■ Task prompt ■
Count each line below that has the word "JSON" in it, and give only the total.

■ Material supplied ■
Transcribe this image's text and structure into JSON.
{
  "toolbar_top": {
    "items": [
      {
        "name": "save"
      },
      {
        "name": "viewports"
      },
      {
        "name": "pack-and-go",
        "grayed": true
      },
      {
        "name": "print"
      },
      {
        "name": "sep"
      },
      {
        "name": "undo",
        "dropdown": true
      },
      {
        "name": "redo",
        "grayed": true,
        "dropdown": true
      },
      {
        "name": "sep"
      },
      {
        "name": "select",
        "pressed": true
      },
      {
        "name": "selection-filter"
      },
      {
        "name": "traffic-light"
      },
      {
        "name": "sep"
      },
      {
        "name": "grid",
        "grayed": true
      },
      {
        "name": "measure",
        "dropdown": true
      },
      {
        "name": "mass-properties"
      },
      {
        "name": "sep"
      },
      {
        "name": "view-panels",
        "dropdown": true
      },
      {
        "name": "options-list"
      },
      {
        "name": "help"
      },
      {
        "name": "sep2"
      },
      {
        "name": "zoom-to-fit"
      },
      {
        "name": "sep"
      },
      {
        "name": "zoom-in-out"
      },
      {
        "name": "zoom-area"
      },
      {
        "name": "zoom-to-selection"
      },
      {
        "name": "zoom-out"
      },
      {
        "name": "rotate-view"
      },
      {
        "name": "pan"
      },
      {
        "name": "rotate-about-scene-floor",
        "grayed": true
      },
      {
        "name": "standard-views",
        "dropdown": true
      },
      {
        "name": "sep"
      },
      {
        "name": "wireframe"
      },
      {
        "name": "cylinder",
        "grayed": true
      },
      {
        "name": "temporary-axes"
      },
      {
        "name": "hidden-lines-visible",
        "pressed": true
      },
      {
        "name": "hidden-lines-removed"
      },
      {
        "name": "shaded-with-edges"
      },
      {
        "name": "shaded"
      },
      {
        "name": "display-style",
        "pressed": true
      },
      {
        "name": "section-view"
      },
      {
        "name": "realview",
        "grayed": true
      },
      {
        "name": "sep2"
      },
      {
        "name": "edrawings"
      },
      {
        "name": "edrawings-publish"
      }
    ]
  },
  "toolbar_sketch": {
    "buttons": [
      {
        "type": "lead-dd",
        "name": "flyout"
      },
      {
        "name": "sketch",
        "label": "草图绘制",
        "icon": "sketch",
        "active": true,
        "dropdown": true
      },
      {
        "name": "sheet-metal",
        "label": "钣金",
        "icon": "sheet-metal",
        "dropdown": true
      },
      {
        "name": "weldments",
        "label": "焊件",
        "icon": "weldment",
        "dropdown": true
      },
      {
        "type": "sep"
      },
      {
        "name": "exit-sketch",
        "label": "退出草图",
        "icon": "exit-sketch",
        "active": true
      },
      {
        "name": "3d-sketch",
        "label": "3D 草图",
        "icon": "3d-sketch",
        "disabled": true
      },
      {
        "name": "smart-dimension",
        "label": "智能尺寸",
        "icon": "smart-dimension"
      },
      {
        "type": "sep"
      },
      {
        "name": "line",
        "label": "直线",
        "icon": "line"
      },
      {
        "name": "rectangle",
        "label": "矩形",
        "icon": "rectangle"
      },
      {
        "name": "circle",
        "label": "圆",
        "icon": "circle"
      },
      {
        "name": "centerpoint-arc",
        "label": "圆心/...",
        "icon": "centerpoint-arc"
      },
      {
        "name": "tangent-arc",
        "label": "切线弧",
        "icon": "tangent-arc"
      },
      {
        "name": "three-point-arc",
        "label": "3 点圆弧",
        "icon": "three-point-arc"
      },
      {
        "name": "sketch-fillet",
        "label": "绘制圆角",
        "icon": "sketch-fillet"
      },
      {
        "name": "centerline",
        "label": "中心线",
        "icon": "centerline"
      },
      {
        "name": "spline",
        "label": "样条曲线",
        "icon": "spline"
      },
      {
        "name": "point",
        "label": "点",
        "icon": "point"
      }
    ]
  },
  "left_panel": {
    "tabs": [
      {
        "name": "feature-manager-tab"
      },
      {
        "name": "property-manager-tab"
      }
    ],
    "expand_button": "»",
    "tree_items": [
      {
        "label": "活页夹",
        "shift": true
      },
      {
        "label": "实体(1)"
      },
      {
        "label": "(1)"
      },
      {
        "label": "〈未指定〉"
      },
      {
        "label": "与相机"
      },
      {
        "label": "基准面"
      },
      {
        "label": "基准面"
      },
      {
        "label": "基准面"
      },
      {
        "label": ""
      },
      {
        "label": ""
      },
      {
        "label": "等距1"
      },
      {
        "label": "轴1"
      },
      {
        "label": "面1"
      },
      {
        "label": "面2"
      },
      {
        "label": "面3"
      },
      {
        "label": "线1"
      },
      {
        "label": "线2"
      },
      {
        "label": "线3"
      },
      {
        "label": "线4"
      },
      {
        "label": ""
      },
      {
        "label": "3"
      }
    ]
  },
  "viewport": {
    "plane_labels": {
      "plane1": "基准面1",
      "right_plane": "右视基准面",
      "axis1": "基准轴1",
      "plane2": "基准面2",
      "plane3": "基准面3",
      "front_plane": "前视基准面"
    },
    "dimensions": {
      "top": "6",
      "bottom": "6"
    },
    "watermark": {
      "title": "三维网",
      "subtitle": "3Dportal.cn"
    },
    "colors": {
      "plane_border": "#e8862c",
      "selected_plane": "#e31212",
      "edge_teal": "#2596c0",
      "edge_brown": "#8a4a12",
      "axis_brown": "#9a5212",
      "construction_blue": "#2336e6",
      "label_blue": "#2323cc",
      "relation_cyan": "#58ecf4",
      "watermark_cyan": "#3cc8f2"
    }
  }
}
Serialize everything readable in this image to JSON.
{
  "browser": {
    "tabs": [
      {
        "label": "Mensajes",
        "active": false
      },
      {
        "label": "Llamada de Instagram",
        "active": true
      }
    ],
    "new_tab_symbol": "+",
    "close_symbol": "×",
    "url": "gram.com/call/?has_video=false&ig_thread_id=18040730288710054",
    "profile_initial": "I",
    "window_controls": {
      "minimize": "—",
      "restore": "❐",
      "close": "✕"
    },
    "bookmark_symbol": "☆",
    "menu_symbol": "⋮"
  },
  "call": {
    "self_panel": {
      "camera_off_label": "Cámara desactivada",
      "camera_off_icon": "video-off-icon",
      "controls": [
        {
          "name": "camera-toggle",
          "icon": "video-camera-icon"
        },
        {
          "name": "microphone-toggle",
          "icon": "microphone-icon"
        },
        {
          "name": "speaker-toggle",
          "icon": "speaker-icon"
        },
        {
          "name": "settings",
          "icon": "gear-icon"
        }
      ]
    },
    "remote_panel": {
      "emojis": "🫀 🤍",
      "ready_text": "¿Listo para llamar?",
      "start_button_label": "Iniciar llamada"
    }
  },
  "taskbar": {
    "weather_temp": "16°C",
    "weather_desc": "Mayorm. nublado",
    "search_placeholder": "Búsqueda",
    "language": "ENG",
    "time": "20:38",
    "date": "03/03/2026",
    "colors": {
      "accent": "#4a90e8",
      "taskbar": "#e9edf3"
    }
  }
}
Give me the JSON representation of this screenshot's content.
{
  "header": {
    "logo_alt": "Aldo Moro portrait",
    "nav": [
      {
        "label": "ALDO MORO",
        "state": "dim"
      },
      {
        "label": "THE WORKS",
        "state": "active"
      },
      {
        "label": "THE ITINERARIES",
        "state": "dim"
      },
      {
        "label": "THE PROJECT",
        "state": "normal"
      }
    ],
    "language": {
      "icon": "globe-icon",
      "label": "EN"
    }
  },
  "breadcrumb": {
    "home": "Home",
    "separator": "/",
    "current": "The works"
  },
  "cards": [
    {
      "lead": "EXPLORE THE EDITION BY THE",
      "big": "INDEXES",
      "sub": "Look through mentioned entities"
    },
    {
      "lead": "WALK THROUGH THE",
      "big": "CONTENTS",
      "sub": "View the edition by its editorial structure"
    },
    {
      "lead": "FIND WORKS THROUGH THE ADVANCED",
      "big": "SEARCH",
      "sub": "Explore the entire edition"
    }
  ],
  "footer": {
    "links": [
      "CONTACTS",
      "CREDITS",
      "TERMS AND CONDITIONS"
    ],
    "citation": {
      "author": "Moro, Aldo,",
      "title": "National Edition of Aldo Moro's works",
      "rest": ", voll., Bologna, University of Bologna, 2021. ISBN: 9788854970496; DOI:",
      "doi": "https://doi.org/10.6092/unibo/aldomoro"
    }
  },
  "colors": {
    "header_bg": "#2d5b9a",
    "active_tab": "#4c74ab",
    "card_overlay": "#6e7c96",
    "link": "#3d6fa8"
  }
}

■ Your solution ■
3